Select from the records below every line that has the word "this" in it.

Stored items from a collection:
= Beginning of Section =
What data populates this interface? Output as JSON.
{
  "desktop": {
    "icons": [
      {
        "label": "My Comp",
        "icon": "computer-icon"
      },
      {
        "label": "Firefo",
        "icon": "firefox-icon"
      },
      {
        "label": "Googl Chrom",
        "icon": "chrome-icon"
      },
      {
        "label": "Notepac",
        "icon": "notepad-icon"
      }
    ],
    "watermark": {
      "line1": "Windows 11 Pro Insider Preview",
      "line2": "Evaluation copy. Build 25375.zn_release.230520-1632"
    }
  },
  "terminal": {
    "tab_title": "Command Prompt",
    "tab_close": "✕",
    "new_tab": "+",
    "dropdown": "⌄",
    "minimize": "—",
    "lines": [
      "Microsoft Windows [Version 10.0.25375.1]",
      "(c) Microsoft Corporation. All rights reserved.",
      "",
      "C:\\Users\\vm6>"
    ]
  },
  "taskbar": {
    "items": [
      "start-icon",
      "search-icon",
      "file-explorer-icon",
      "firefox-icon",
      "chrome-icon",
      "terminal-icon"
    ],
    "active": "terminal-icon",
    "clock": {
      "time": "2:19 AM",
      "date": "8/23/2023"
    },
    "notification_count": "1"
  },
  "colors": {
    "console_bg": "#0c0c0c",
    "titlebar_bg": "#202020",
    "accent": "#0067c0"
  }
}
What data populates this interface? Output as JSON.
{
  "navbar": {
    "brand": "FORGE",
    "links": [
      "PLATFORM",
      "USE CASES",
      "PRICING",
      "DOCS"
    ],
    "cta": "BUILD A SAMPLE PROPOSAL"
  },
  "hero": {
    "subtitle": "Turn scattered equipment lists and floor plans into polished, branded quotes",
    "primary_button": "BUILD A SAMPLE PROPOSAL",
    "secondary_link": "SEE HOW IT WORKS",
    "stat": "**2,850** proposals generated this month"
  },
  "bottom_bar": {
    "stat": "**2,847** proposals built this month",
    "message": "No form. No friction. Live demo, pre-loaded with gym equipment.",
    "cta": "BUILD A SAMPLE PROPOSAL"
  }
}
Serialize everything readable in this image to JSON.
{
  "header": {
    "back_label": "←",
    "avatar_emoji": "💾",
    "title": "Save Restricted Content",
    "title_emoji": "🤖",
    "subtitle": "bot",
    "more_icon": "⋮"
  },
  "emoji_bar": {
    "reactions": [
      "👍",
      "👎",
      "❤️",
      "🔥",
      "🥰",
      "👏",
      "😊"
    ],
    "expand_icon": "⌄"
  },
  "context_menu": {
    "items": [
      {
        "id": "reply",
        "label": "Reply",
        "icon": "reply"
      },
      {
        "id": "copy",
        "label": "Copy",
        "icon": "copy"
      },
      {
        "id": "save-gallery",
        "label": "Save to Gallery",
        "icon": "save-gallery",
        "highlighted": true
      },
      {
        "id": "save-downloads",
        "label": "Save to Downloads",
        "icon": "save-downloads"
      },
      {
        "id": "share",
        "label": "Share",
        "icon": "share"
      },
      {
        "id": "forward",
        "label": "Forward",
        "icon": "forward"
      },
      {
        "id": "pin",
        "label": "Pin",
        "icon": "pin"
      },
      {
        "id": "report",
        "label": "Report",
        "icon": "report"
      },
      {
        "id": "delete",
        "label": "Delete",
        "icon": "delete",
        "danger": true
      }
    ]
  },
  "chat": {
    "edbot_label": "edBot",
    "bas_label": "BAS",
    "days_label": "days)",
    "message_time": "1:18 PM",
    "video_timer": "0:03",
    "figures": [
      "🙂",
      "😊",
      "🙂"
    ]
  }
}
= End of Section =
(FINAL ANSWER)
What data populates this interface? Output as JSON.
What data populates this interface? Output as JSON.
    "stat": "**2,850** proposals generated this month"
    "stat": "**2,847** proposals built this month",
Serialize everything readable in this image to JSON.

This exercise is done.